“A sure sign sir, that we live in a mad mad world is when a person has sane ideas and he comes across as a revolutionary”
-Joe Rogan referring to Joel Salatin
Industrial versus biological agriculture
Charismatic farmer Joel Salatin recently appeared on the Joe Rogan Experience podcast to discuss the philosophy behind his successful business, Polyface Farms, and the current ideology of the modern industrial food system. Salatin first came to widespread attention in the US when he was featured in Michael Pollan’s book The Omnivore’s Dilemma. Palatin begins the interview with Rogan by making the revolutionary claim that animals are supposed to move. To anybody who has ever seen a deer run, or a bird fly, this statement seems so obvious that it is not even worth saying. Yet a majority of our entire food system is based around the practice of animal confinement where animals are indoors standing on concrete floors without access to such basic requirements as sunshine, fresh air or green grass. Some call it the industrial food system, and others call it factory farming, either way Salatin describes the primary flaw of that type of agriculture as viewing animals from a mechanical perspective instead of a biological perspective. Raising animals is not the same as building iPhones, and Salatin provides countless examples of why that is.
Nutrient dense and pasture raised
To briefly summarize the Polyface Farm philosophy, Salatin raises his animals outdoors on green grass, and he does this by letting multiple species of animal access a portion of pasture in successive waves. First the cows pass, then the layer chickens, followed by the meat chickens, next come the turkeys, and finally the pigs. All this movement is achieved through a form of intensive management that utilizes simple electric fencing. To highlight the benefits, Salatin describes the high nutrient density of pastured pork versus factory pork. The pork industry had the famous slogan, “pork, the other white meat”, yet the absurdity of this slogan is evident in the fact that pork should be pink and not white. The pink color results from blood flow through the tissues and occurs only when the animals get regular exercise. This pink color also is an indicator of iron in the meat, so the pork industry was attempting to sell their product by boasting of the low nutrient content of their meat. Salatin provided many other examples such as the high folic acid levels of pastured versus factory eggs, and the high riboflavin level of pastured versus factory beef. I find it fascinating that Salatin claims riboflavin has calming effects, we don’t each much pastured beef in the US, and we don’t seem like a very calm society do we? A demonstration of food as medicine perhaps?

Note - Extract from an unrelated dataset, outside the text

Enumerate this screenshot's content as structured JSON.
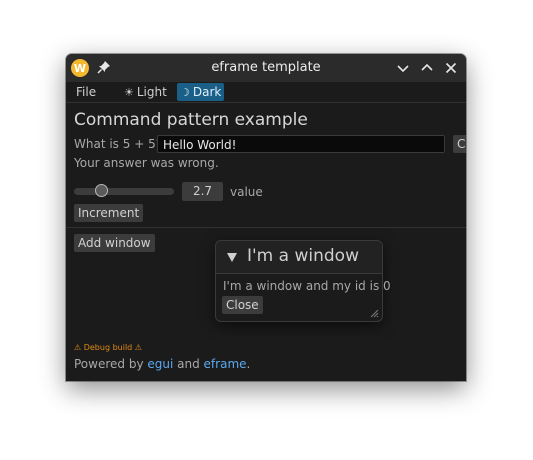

Increasingly people are becoming familiar with the food label, “free of antibiotics”, but have you ever wondered why all our food has antibiotics in it to begin with? According to Salatin the excessive use of antibiotics is simply a result of highly crowded animal confinement. The poor air quality in these dirty environments is abrasive to animal lungs, and as a result pathogens are able to invade the animals through their damaged lungs. Rather than viewing animals from a biological perspective the industrial food industry views animal sickness as a mechanical problem. Instead of simply giving the animals access to fresh air they decided to give them a steady diet of drugs to fight off the inevitable pathogen illnesses. Bacteria are not all bad, Salatin explains that giving the animals access to pasture, or even using compostable bedding are simple methods that can be used to let the good micro organisms defeat the bad. In fact, he states that the default mode of nature is for health and not disease. We only perceive this constant battle against disease because we have developed systems that allow pathogens to thrive.
I really hope you can take the time to listen to this podcast because my summary can’t adequately convey the importance of Salatin’s message, which is basically that the industrial system of agriculture is bad for the animals, bad for the planet, and therefore bad for us. He explained his philosophy best by paraphrasing Sir Albert Howard, known as one of the founders of modern organic agriculture: “when you use artificial manure (fertilizers) in the soil it makes artificial plants, which make artificial animals, which then become food that makes artificial people who can only stay alive using artificials”. Howard said that during the 1940s, and that is where we are today isn’t it? We are a society of people heavily dependent on pharmaceuticals.
Old knowledge seems new
From Ayurveda we now have access to knowledge of a preventive medical system that uses food as medicine. These concepts seems new to many of us because we are unfamiliar with them, yet they have existed for thousands of years. I see parallels to this in the paleo food movement, which is now adopting diet and lifestyle practices based on the daily routines of our ancient ancestors. Joel Salatin, who uses the term “Integrity Food” to describe his style of agriculture, is another example of this since he is now seen as a revolutionary farmer in this age of industrial agriculture. The funny thing is that he often borrows his ideas from agriculture books written prior to the 1950s. This has all been done before, in fact it was the only way that it was done before, but our view of the natural world has been so twisted and dominated by profit driven corporations that we think of Salatin as a pioneer. This is exactly what the Rogan quote at the beginning was referring to. We do live in a mad mad world, but fortunately with a little extra effort and education we can still have access to a high quality, and environmentally responsible food supply.
For more about this topic read my earlier post: Confessions of an Ayurvedic Counselor: Part 2, Meat